== Listed entries ==
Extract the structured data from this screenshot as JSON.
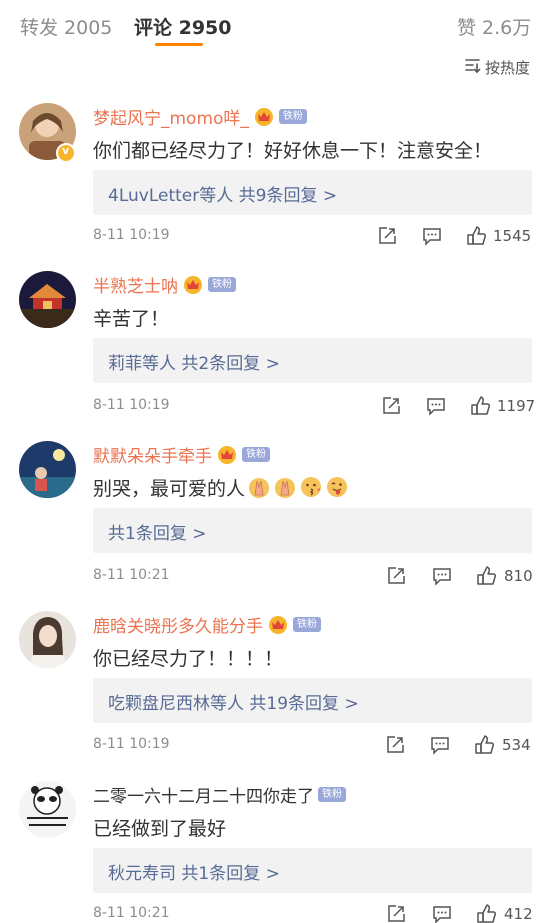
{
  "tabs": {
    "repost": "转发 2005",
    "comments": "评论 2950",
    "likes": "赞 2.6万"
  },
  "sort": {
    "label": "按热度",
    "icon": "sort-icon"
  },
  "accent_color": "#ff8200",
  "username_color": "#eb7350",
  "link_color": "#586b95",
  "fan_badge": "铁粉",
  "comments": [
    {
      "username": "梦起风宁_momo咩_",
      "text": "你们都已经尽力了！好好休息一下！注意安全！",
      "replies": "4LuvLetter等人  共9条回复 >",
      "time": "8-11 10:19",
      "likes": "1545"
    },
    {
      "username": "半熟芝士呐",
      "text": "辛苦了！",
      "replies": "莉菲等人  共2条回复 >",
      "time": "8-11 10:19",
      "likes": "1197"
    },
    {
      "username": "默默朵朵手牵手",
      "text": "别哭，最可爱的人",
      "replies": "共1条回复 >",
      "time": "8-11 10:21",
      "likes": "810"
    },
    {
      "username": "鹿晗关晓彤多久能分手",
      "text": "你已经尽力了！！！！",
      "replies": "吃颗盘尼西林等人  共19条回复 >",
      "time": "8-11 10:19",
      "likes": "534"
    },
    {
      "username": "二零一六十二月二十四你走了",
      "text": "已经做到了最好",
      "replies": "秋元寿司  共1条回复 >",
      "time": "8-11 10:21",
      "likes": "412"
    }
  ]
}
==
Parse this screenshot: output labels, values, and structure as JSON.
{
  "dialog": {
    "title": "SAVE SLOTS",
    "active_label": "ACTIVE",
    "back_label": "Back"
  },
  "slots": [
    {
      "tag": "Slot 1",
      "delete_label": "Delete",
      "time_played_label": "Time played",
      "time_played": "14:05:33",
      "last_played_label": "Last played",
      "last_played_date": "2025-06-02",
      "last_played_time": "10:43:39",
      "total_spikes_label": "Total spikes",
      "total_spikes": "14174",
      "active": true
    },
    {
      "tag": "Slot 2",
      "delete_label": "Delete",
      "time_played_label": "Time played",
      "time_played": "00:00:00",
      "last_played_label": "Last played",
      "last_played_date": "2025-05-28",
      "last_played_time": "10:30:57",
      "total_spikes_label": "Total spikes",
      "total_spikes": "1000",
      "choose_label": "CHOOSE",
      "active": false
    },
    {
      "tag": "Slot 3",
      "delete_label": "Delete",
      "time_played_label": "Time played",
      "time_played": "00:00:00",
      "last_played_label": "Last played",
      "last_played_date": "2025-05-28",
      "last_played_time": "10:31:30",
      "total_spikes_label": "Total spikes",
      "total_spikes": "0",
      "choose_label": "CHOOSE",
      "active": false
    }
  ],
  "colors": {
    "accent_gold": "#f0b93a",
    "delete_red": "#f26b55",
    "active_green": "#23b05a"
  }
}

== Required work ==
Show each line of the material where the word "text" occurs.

== Exercise response ==
      "text": "你们都已经尽力了！好好休息一下！注意安全！",
      "text": "辛苦了！",
      "text": "别哭，最可爱的人",
      "text": "你已经尽力了！！！！",
      "text": "已经做到了最好",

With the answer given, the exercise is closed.